───── DATA EXCERPTS

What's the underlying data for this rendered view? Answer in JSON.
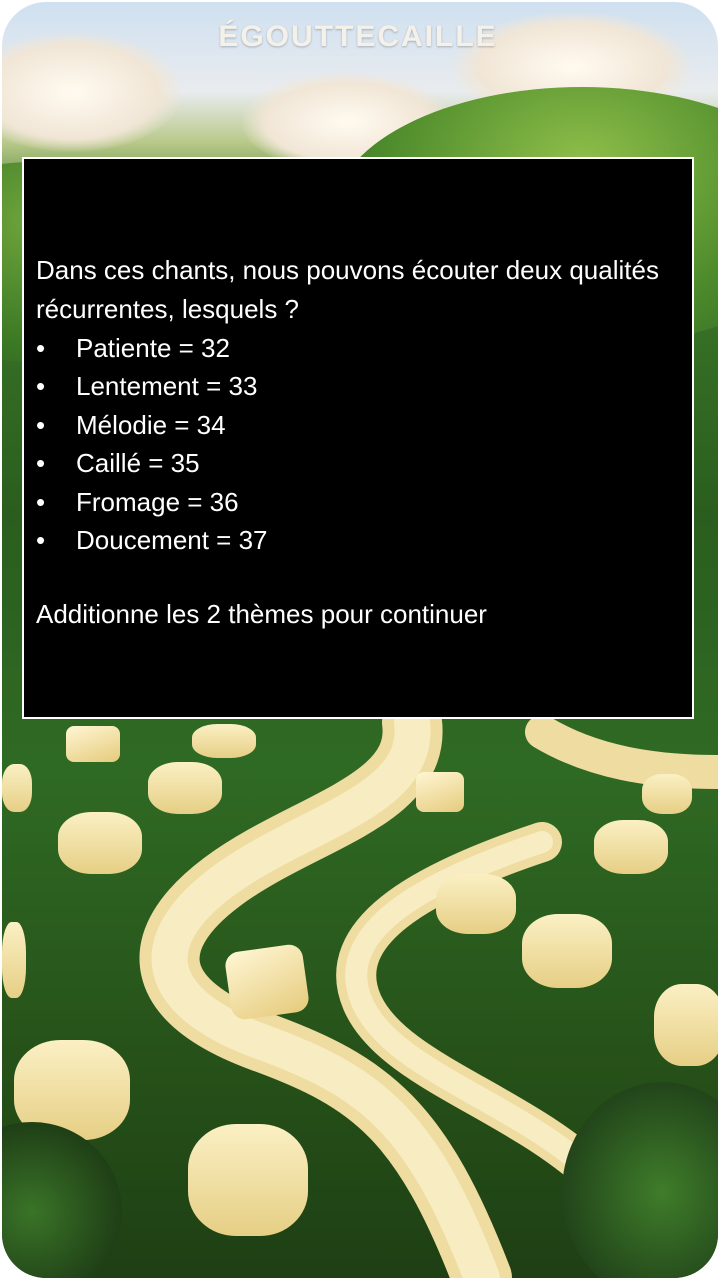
{
  "logo": {
    "text": "ÉGOUTTECAILLE"
  },
  "panel": {
    "question": "Dans ces chants, nous pouvons écouter deux qualités récurrentes, lesquels ?",
    "options": [
      {
        "bullet": "•",
        "label": "Patiente  = 32"
      },
      {
        "bullet": "•",
        "label": "Lentement = 33"
      },
      {
        "bullet": "•",
        "label": "Mélodie = 34"
      },
      {
        "bullet": "•",
        "label": "Caillé = 35"
      },
      {
        "bullet": "•",
        "label": "Fromage = 36"
      },
      {
        "bullet": "•",
        "label": "Doucement = 37"
      }
    ],
    "instruction": "Additionne les 2 thèmes pour continuer"
  },
  "colors": {
    "panel_bg": "#000000",
    "panel_border": "#ffffff",
    "text": "#ffffff",
    "grass": "#2f6a24",
    "cheese": "#f3e3a3"
  }
}
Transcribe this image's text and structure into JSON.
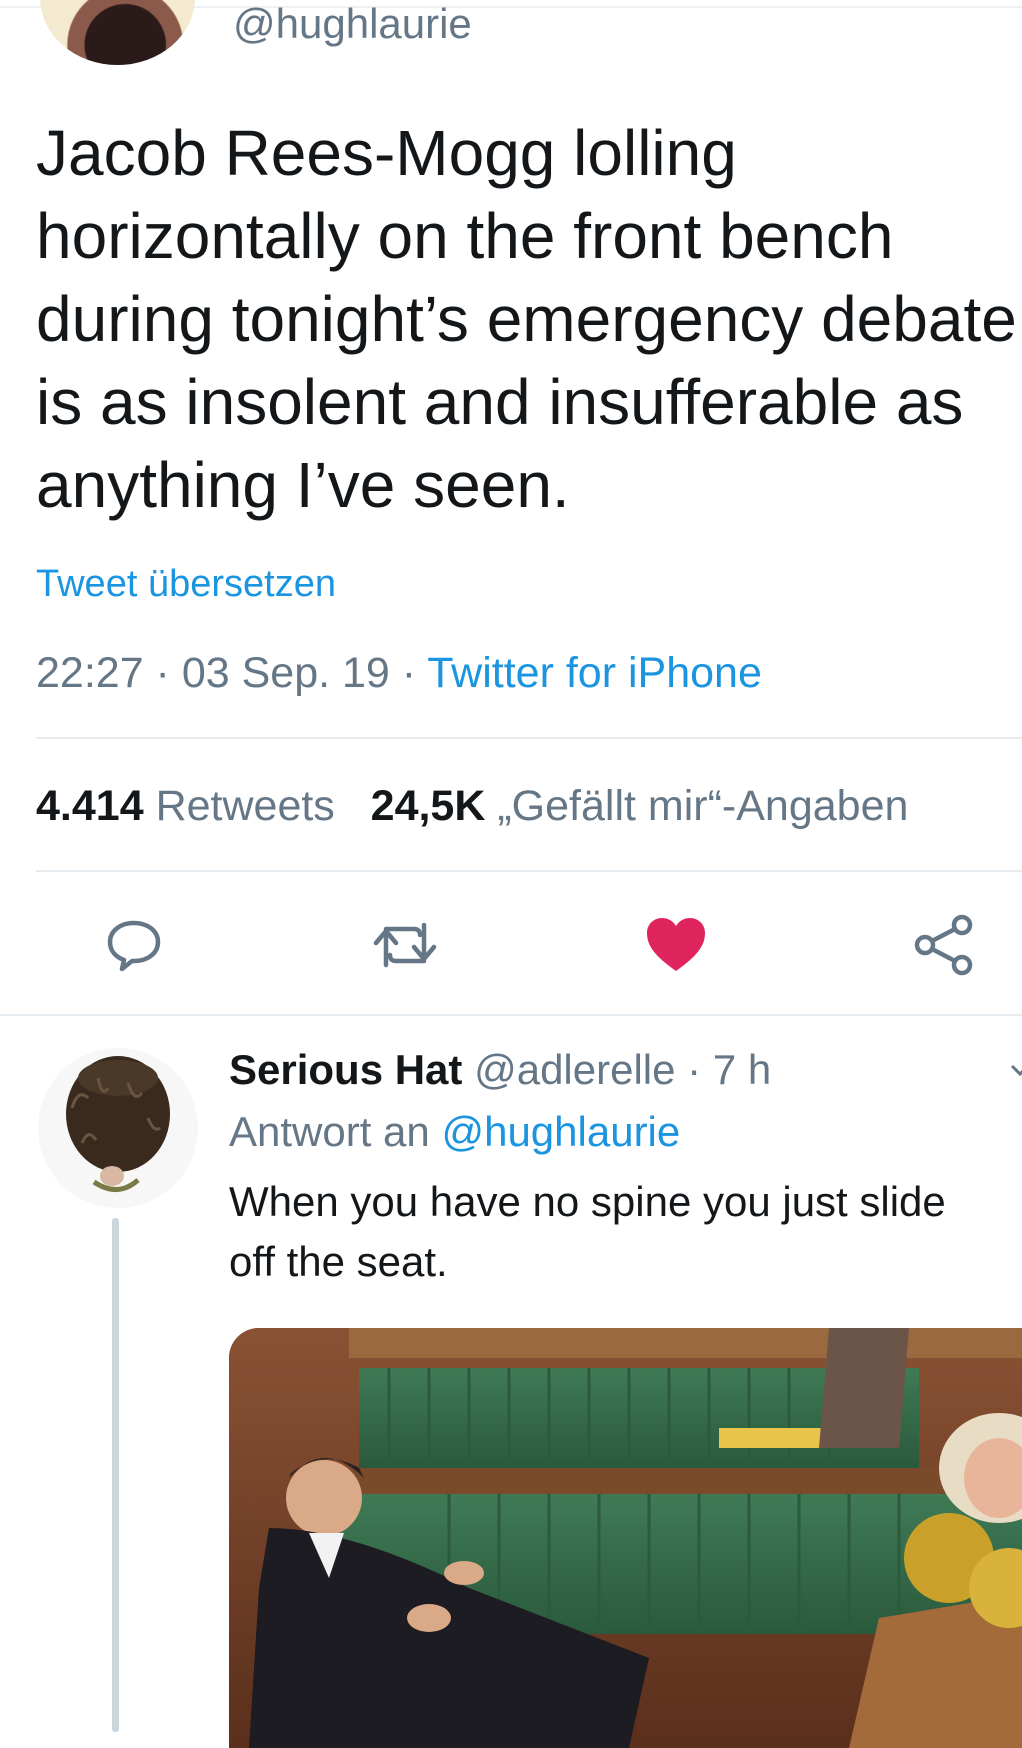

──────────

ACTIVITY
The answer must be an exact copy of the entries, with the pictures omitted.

SOLUTION
What's the underlying data for this rendered view? Answer in JSON.
{
  "logo": {
    "text": "ÉGOUTTECAILLE"
  },
  "panel": {
    "question": "Dans ces chants, nous pouvons écouter deux qualités récurrentes, lesquels ?",
    "options": [
      {
        "bullet": "•",
        "label": "Patiente  = 32"
      },
      {
        "bullet": "•",
        "label": "Lentement = 33"
      },
      {
        "bullet": "•",
        "label": "Mélodie = 34"
      },
      {
        "bullet": "•",
        "label": "Caillé = 35"
      },
      {
        "bullet": "•",
        "label": "Fromage = 36"
      },
      {
        "bullet": "•",
        "label": "Doucement = 37"
      }
    ],
    "instruction": "Additionne les 2 thèmes pour continuer"
  },
  "colors": {
    "panel_bg": "#000000",
    "panel_border": "#ffffff",
    "text": "#ffffff",
    "grass": "#2f6a24",
    "cheese": "#f3e3a3"
  }
}
Transcribe this image's text and structure into JSON.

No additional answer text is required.